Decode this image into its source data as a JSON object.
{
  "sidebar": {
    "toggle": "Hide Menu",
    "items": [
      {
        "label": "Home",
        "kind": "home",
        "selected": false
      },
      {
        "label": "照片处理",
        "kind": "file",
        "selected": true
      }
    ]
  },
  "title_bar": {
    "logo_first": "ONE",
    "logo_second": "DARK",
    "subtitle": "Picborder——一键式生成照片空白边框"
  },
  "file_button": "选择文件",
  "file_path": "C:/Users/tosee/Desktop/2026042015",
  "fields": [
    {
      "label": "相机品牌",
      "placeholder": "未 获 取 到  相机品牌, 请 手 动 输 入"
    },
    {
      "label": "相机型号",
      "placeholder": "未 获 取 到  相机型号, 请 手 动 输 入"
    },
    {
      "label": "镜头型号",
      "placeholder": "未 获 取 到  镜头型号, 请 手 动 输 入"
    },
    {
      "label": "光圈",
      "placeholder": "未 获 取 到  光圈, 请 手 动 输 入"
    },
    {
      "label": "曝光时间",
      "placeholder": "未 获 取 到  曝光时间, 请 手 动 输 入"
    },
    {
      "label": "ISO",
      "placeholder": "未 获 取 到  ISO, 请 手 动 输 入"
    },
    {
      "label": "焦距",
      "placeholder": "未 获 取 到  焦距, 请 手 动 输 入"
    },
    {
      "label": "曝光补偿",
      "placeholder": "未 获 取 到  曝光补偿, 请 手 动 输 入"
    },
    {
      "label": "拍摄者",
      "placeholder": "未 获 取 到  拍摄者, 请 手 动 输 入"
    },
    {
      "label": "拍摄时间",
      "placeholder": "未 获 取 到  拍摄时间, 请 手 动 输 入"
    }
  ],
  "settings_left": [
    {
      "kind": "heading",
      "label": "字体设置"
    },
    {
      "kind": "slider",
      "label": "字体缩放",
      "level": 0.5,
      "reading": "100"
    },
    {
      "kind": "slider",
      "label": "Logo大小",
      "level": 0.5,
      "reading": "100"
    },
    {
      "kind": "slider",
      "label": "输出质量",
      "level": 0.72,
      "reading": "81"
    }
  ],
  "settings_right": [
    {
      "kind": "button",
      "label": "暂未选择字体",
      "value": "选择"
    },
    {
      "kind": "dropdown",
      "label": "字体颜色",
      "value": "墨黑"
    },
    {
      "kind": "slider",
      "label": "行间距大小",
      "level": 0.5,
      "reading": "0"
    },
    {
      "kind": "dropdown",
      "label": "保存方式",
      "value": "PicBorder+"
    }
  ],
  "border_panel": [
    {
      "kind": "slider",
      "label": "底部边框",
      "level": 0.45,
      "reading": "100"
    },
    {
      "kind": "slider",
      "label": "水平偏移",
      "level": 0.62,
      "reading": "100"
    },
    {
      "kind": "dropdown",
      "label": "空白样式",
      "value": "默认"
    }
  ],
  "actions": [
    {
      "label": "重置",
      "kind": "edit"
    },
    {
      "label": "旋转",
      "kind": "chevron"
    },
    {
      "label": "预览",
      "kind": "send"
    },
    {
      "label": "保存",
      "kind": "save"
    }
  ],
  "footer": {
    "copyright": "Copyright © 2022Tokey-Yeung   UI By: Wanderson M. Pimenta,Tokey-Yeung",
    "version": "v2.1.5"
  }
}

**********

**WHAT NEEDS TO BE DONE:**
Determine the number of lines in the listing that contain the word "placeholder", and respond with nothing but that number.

**RESPONSE:**
10